> **Exercise description**
No pictures in the copy. Write out the listing below exactly.
•••••
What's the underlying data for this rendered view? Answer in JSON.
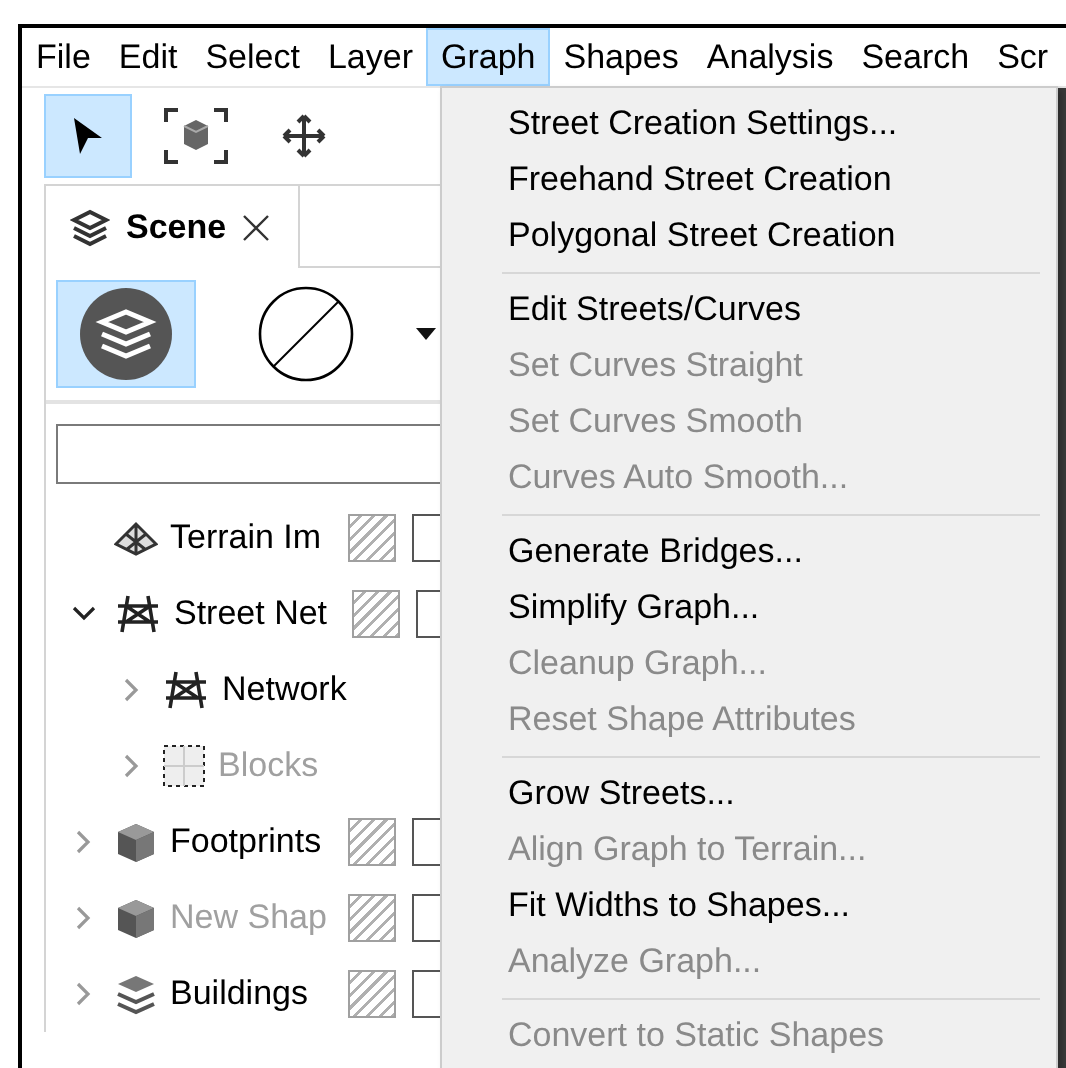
{
  "menubar": [
    {
      "label": "File",
      "selected": false
    },
    {
      "label": "Edit",
      "selected": false
    },
    {
      "label": "Select",
      "selected": false
    },
    {
      "label": "Layer",
      "selected": false
    },
    {
      "label": "Graph",
      "selected": true
    },
    {
      "label": "Shapes",
      "selected": false
    },
    {
      "label": "Analysis",
      "selected": false
    },
    {
      "label": "Search",
      "selected": false
    },
    {
      "label": "Scr",
      "selected": false
    }
  ],
  "toolbar": [
    {
      "kind": "pointer",
      "selected": true
    },
    {
      "kind": "frame",
      "selected": false
    },
    {
      "kind": "move",
      "selected": false
    }
  ],
  "panel": {
    "tab": {
      "label": "Scene",
      "selected": true
    },
    "modes": [
      {
        "kind": "layers",
        "selected": true
      },
      {
        "kind": "none",
        "selected": false
      }
    ],
    "tree": [
      {
        "name": "Terrain Im",
        "kind": "terrain",
        "disabled": false
      },
      {
        "name": "Street Net",
        "kind": "street",
        "disabled": false,
        "expanded": true,
        "children": [
          {
            "name": "Network",
            "kind": "street",
            "disabled": false,
            "expanded": false
          },
          {
            "name": "Blocks",
            "kind": "blocks",
            "disabled": true,
            "expanded": false
          }
        ]
      },
      {
        "name": "Footprints",
        "kind": "cube",
        "disabled": false,
        "expanded": false
      },
      {
        "name": "New Shap",
        "kind": "cube",
        "disabled": true,
        "expanded": false
      },
      {
        "name": "Buildings",
        "kind": "stack",
        "disabled": false,
        "expanded": false
      }
    ]
  },
  "menu": {
    "groups": [
      [
        {
          "label": "Street Creation Settings...",
          "disabled": false
        },
        {
          "label": "Freehand Street Creation",
          "disabled": false
        },
        {
          "label": "Polygonal Street Creation",
          "disabled": false
        }
      ],
      [
        {
          "label": "Edit Streets/Curves",
          "disabled": false
        },
        {
          "label": "Set Curves Straight",
          "disabled": true
        },
        {
          "label": "Set Curves Smooth",
          "disabled": true
        },
        {
          "label": "Curves Auto Smooth...",
          "disabled": true
        }
      ],
      [
        {
          "label": "Generate Bridges...",
          "disabled": false
        },
        {
          "label": "Simplify Graph...",
          "disabled": false
        },
        {
          "label": "Cleanup Graph...",
          "disabled": true
        },
        {
          "label": "Reset Shape Attributes",
          "disabled": true
        }
      ],
      [
        {
          "label": "Grow Streets...",
          "disabled": false
        },
        {
          "label": "Align Graph to Terrain...",
          "disabled": true
        },
        {
          "label": "Fit Widths to Shapes...",
          "disabled": false
        },
        {
          "label": "Analyze Graph...",
          "disabled": true
        }
      ],
      [
        {
          "label": "Convert to Static Shapes",
          "disabled": true
        }
      ]
    ]
  }
}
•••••
> **Response to this task**
What's the underlying data for this rendered view? Answer in JSON.
{
  "menubar": [
    {
      "label": "File",
      "selected": false
    },
    {
      "label": "Edit",
      "selected": false
    },
    {
      "label": "Select",
      "selected": false
    },
    {
      "label": "Layer",
      "selected": false
    },
    {
      "label": "Graph",
      "selected": true
    },
    {
      "label": "Shapes",
      "selected": false
    },
    {
      "label": "Analysis",
      "selected": false
    },
    {
      "label": "Search",
      "selected": false
    },
    {
      "label": "Scr",
      "selected": false
    }
  ],
  "toolbar": [
    {
      "kind": "pointer",
      "selected": true
    },
    {
      "kind": "frame",
      "selected": false
    },
    {
      "kind": "move",
      "selected": false
    }
  ],
  "panel": {
    "tab": {
      "label": "Scene",
      "selected": true
    },
    "modes": [
      {
        "kind": "layers",
        "selected": true
      },
      {
        "kind": "none",
        "selected": false
      }
    ],
    "tree": [
      {
        "name": "Terrain Im",
        "kind": "terrain",
        "disabled": false
      },
      {
        "name": "Street Net",
        "kind": "street",
        "disabled": false,
        "expanded": true,
        "children": [
          {
            "name": "Network",
            "kind": "street",
            "disabled": false,
            "expanded": false
          },
          {
            "name": "Blocks",
            "kind": "blocks",
            "disabled": true,
            "expanded": false
          }
        ]
      },
      {
        "name": "Footprints",
        "kind": "cube",
        "disabled": false,
        "expanded": false
      },
      {
        "name": "New Shap",
        "kind": "cube",
        "disabled": true,
        "expanded": false
      },
      {
        "name": "Buildings",
        "kind": "stack",
        "disabled": false,
        "expanded": false
      }
    ]
  },
  "menu": {
    "groups": [
      [
        {
          "label": "Street Creation Settings...",
          "disabled": false
        },
        {
          "label": "Freehand Street Creation",
          "disabled": false
        },
        {
          "label": "Polygonal Street Creation",
          "disabled": false
        }
      ],
      [
        {
          "label": "Edit Streets/Curves",
          "disabled": false
        },
        {
          "label": "Set Curves Straight",
          "disabled": true
        },
        {
          "label": "Set Curves Smooth",
          "disabled": true
        },
        {
          "label": "Curves Auto Smooth...",
          "disabled": true
        }
      ],
      [
        {
          "label": "Generate Bridges...",
          "disabled": false
        },
        {
          "label": "Simplify Graph...",
          "disabled": false
        },
        {
          "label": "Cleanup Graph...",
          "disabled": true
        },
        {
          "label": "Reset Shape Attributes",
          "disabled": true
        }
      ],
      [
        {
          "label": "Grow Streets...",
          "disabled": false
        },
        {
          "label": "Align Graph to Terrain...",
          "disabled": true
        },
        {
          "label": "Fit Widths to Shapes...",
          "disabled": false
        },
        {
          "label": "Analyze Graph...",
          "disabled": true
        }
      ],
      [
        {
          "label": "Convert to Static Shapes",
          "disabled": true
        }
      ]
    ]
  }
}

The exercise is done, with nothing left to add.